The most important factor in my decision to buy any consoles is the games it has available. My main gripe with most PSP games is I would usually prefer to play them on a TV with a proper controller. One of the things they demonstrated at the PSP2's unveiling was a couple of full blown PS3 games that had been successfully ported to run on the PSP2. Naturally, my first thought was that we were in line for even more big console games played on a tiny screen. However, what if those games could be equally playable on both the PS3 and PSP2? Sony claimed they still intended to support digital downloads as a means for distribution alongside traditional retail releases. If Sony has the foresight to let us download and play games released for PSP2 on the PS3, not only would PS3 owners get access to more new games, but developers could push forward with them knowing that the install base for the PSP2 is incidental to the potential gamers that might buy what they're sellin.

Looking backward, I see another interesting opportunity for the blending of the two platforms; PSN downloadable games. If a PSP2 can run MGS4, it would stand to reason that it would also run Joe Danger or Lara Croft and the Guardian of Light. Much like running PSP2 games on a PS3 would increase the potential user base for PSP2 development, the ability to run PSN downloadables would increase the number of possible customers for all those 10 and 15 dollar titles, as well. Imagine being able to take Pac Man CE DX with you, anywhere you go, anytime you want.

The icing on the cake for me would be full trophy support and cloud saving or at least the ability to sync saves between the two platforms. That puts the power of choice in the hands of the gamer and makes it more a matter of personal preference. Even though I do not really have any interest in this thing based on the price, the idea that I might be able to play a game on a home console and move it to a handheld to keep going is pretty damn exciting to me. Time will tell if any of this is even in Sony's plans for PSP2, but thinking about it sure is interesting.

1.25.2011

Change Is Dumb

Hi, I used to be Naked Eskimo. Thing is, I don't want to be Naked Eskimo, anymore. I am neither Naked, nor an Eskimo. The name evokes nothing about me as a person or what I wanted to write about, which is part of why I had all but abandoned this blog. In fact, it got to a point where seeing the name caused douche chills to run down my spine, so I have been rattling my brain for the last few months trying to come up with something that encapsulates me. Equal Opportunity Dork very much describes me and what I am about. To the point that when I said it out loud, my wife just kind of smirked and said "That is so you". I kind of knew I'd hit the nail on the head, right then.

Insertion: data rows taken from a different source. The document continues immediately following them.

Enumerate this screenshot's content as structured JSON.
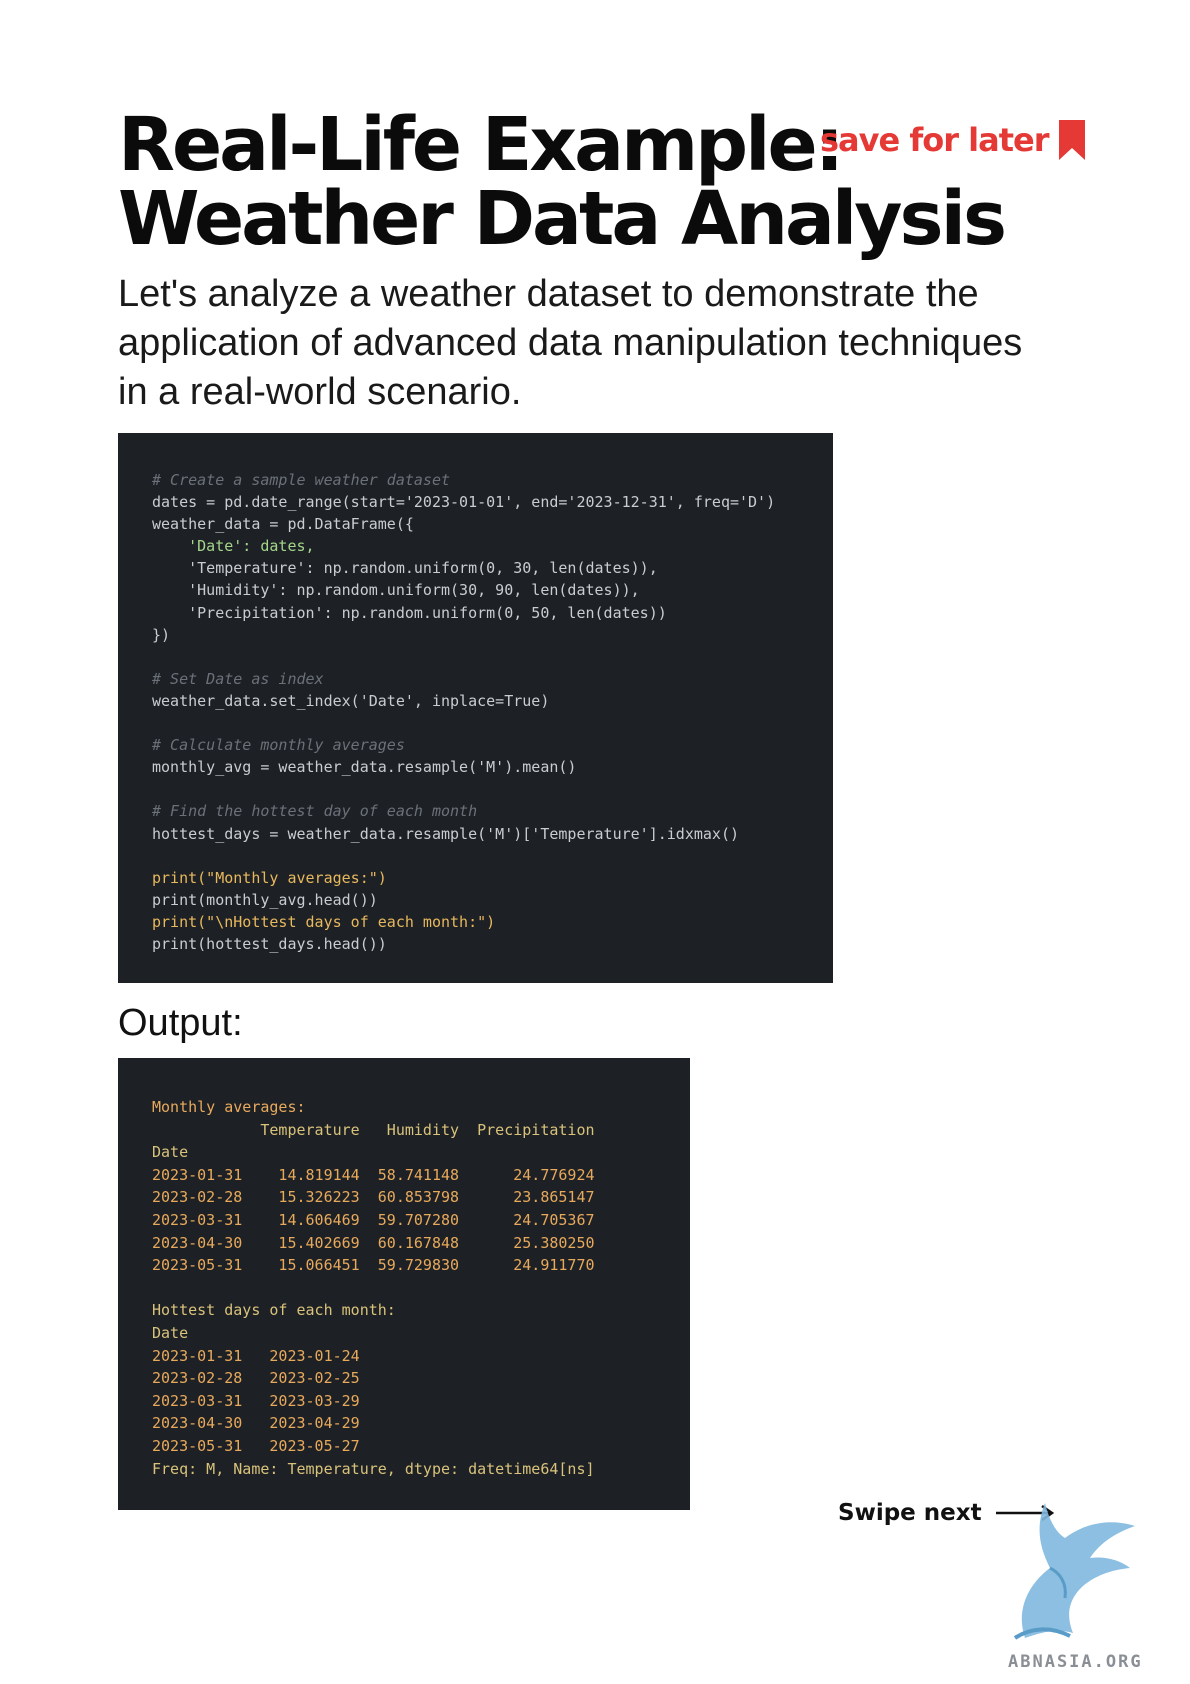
{
  "header": {
    "title_line1": "Real-Life Example:",
    "title_line2": "Weather Data Analysis",
    "save_label": "save for later",
    "save_color": "#e53935"
  },
  "intro": "Let's analyze a weather dataset to demonstrate the application of advanced data manipulation techniques in a real-world scenario.",
  "code_lines": [
    "# Create a sample weather dataset",
    "dates = pd.date_range(start='2023-01-01', end='2023-12-31', freq='D')",
    "weather_data = pd.DataFrame({",
    "    'Date': dates,",
    "    'Temperature': np.random.uniform(0, 30, len(dates)),",
    "    'Humidity': np.random.uniform(30, 90, len(dates)),",
    "    'Precipitation': np.random.uniform(0, 50, len(dates))",
    "})",
    "",
    "# Set Date as index",
    "weather_data.set_index('Date', inplace=True)",
    "",
    "# Calculate monthly averages",
    "monthly_avg = weather_data.resample('M').mean()",
    "",
    "# Find the hottest day of each month",
    "hottest_days = weather_data.resample('M')['Temperature'].idxmax()",
    "",
    "print(\"Monthly averages:\")",
    "print(monthly_avg.head())",
    "print(\"\\nHottest days of each month:\")",
    "print(hottest_days.head())"
  ],
  "output_label": "Output:",
  "output_lines": [
    "Monthly averages:",
    "            Temperature   Humidity  Precipitation",
    "Date",
    "2023-01-31    14.819144  58.741148      24.776924",
    "2023-02-28    15.326223  60.853798      23.865147",
    "2023-03-31    14.606469  59.707280      24.705367",
    "2023-04-30    15.402669  60.167848      25.380250",
    "2023-05-31    15.066451  59.729830      24.911770",
    "",
    "Hottest days of each month:",
    "Date",
    "2023-01-31   2023-01-24",
    "2023-02-28   2023-02-25",
    "2023-03-31   2023-03-29",
    "2023-04-30   2023-04-29",
    "2023-05-31   2023-05-27",
    "Freq: M, Name: Temperature, dtype: datetime64[ns]"
  ],
  "footer": {
    "swipe_label": "Swipe next",
    "logo_text": "ABNASIA.ORG"
  },
  "icons": {
    "bookmark": "bookmark-icon",
    "arrow": "arrow-right-icon",
    "logo": "dragon-logo"
  },
  "colors": {
    "code_bg": "#1d2126",
    "code_text": "#c9ccd1",
    "comment": "#6b7079",
    "string": "#a5d68a",
    "number": "#e6a45c",
    "keyword": "#e8b85c",
    "output_text": "#e8a95b"
  }
}
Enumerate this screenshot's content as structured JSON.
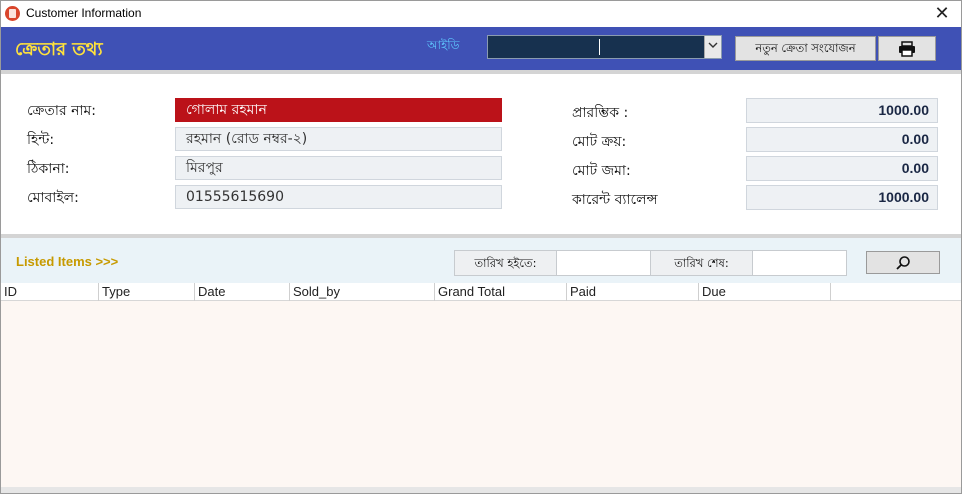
{
  "window": {
    "title": "Customer Information",
    "close_glyph": "✕"
  },
  "header": {
    "title": "ক্রেতার তথ্য",
    "id_label": "আইডি",
    "id_value": "",
    "new_button": "নতুন ক্রেতা সংযোজন",
    "print_icon": "printer-icon"
  },
  "customer": {
    "name_label": "ক্রেতার নাম:",
    "name_value": "গোলাম রহমান",
    "hint_label": "হিন্ট:",
    "hint_value": "রহমান (রোড নম্বর-২)",
    "address_label": "ঠিকানা:",
    "address_value": "মিরপুর",
    "mobile_label": "মোবাইল:",
    "mobile_value": "01555615690"
  },
  "balance": {
    "opening_label": "প্রারম্ভিক :",
    "opening_value": "1000.00",
    "total_purchase_label": "মোট ক্রয়:",
    "total_purchase_value": "0.00",
    "total_deposit_label": "মোট জমা:",
    "total_deposit_value": "0.00",
    "current_label": "কারেন্ট ব্যালেন্স",
    "current_value": "1000.00"
  },
  "filter": {
    "listed_items": "Listed Items >>>",
    "date_from_label": "তারিখ হইতে:",
    "date_from_value": "",
    "date_to_label": "তারিখ শেষ:",
    "date_to_value": "",
    "search_icon": "search-icon"
  },
  "table": {
    "columns": [
      "ID",
      "Type",
      "Date",
      "Sold_by",
      "Grand Total",
      "Paid",
      "Due"
    ],
    "rows": []
  },
  "colors": {
    "header_bg": "#3f51b5",
    "header_title": "#ffe23c",
    "name_highlight": "#bb1219",
    "listed_items": "#c79a00"
  }
}
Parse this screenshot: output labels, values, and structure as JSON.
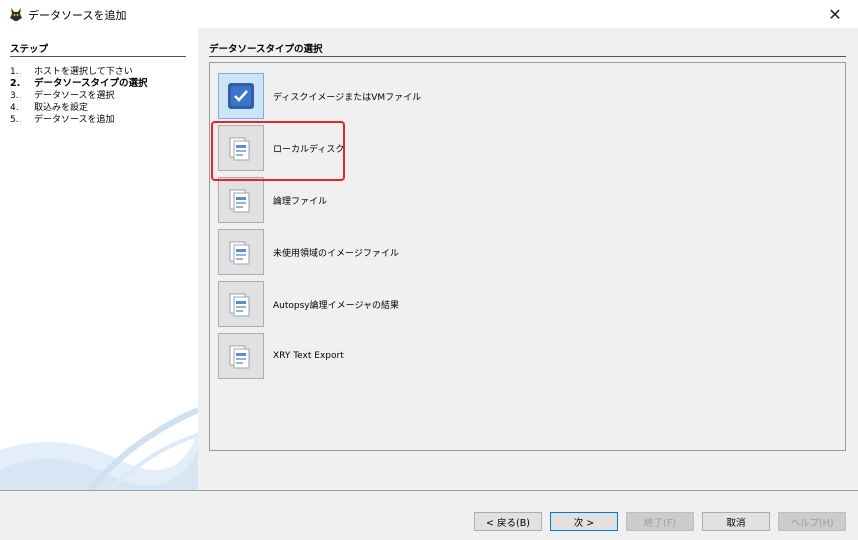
{
  "window": {
    "title": "データソースを追加",
    "close_glyph": "✕",
    "icon": "autopsy-dog-icon"
  },
  "steps": {
    "heading": "ステップ",
    "items": [
      {
        "num": "1.",
        "label": "ホストを選択して下さい"
      },
      {
        "num": "2.",
        "label": "データソースタイプの選択"
      },
      {
        "num": "3.",
        "label": "データソースを選択"
      },
      {
        "num": "4.",
        "label": "取込みを設定"
      },
      {
        "num": "5.",
        "label": "データソースを追加"
      }
    ],
    "active_index": 1
  },
  "main": {
    "heading": "データソースタイプの選択",
    "types": [
      {
        "label": "ディスクイメージまたはVMファイル",
        "icon": "disk-image-icon",
        "selected": true
      },
      {
        "label": "ローカルディスク",
        "icon": "local-disk-icon",
        "selected": false
      },
      {
        "label": "論理ファイル",
        "icon": "logical-files-icon",
        "selected": false
      },
      {
        "label": "未使用領域のイメージファイル",
        "icon": "unallocated-image-icon",
        "selected": false
      },
      {
        "label": "Autopsy論理イメージャの結果",
        "icon": "logical-imager-icon",
        "selected": false
      },
      {
        "label": "XRY Text Export",
        "icon": "xry-export-icon",
        "selected": false
      }
    ]
  },
  "footer": {
    "back": "< 戻る(B)",
    "next": "次 >",
    "finish": "終了(F)",
    "cancel": "取消",
    "help": "ヘルプ(H)"
  },
  "colors": {
    "highlight": "#e8232b",
    "selected_bg": "#cce4f7",
    "accent": "#0078d7"
  }
}
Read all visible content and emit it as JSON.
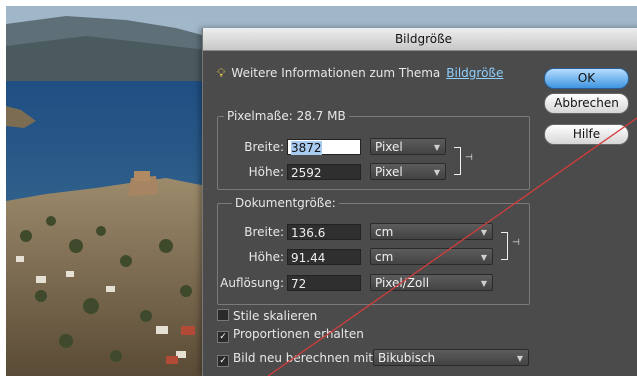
{
  "dialog": {
    "title": "Bildgröße",
    "info_text": "Weitere Informationen zum Thema",
    "info_link": "Bildgröße",
    "buttons": {
      "ok": "OK",
      "cancel": "Abbrechen",
      "help": "Hilfe"
    },
    "pixel_dimensions": {
      "legend": "Pixelmaße: 28.7 MB",
      "width_label": "Breite:",
      "width_value": "3872",
      "width_unit": "Pixel",
      "height_label": "Höhe:",
      "height_value": "2592",
      "height_unit": "Pixel"
    },
    "document_size": {
      "legend": "Dokumentgröße:",
      "width_label": "Breite:",
      "width_value": "136.6",
      "width_unit": "cm",
      "height_label": "Höhe:",
      "height_value": "91.44",
      "height_unit": "cm",
      "resolution_label": "Auflösung:",
      "resolution_value": "72",
      "resolution_unit": "Pixel/Zoll"
    },
    "options": {
      "scale_styles": {
        "label": "Stile skalieren",
        "checked": false
      },
      "constrain": {
        "label": "Proportionen erhalten",
        "checked": true
      },
      "resample": {
        "label": "Bild neu berechnen mit:",
        "checked": true,
        "method": "Bikubisch"
      }
    }
  },
  "colors": {
    "dialog_bg": "#4b4b4b",
    "link": "#8fd0ff",
    "annotation_line": "#d23c3c"
  },
  "icons": {
    "info": "lightbulb-icon",
    "link": "chain-link-icon",
    "dropdown": "chevron-down-icon"
  }
}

For a bit of background, when I decided to try on Naked Eskimo as an internet handle/callsign/whateverthefuck, I thought I was being really clever. It sounded all ironic, the idea of an eskimo standing around in places where eskimos live, naked as the day he was born. Then about a year ago, it occurred to me that eskimos getting naked isn't ironic, at all. I mean, they're human. They bathe, they shit, they fuck. Kinda hard to do any of that with clothes on, eh? Then I was listening to Movie Meltdown and they were talking about hipster douche bags and their "ironic" T-shirts and I realized that I too hated hipster douche bags in ironic T-shirts. Then I realized I was a hipster douche bag with an ironic blogger name. Fuck.

The thing about me is that I don't have one single dorky thing that I am passionate about. I have heated, volatile arguments with my friends about everything from music to movies to Transformers. I am as content watching episodes of Thundarr the Barbarian as I am watching Inception or Pirahna 3D. Point being, I can geek out on pretty much any subject you can think of and not one of them really holds a bigger place in my heart than another. Even as much as I play World of Warcraft, it is by no means the only thing in the world I want to blog about.

So, here, I make my stand and say to the world, bring on your dorky, your geeky, your nerdy shit. Serve it to me on a Superman lunch tray while I drink from a Star Wars mug while wearing my Mooby's name tag. I do not fear your scorn and I pledge from this day forward to lay bare the true breadth of my gooberish passions. This time, with the promise that I am, in fact, fully clothed.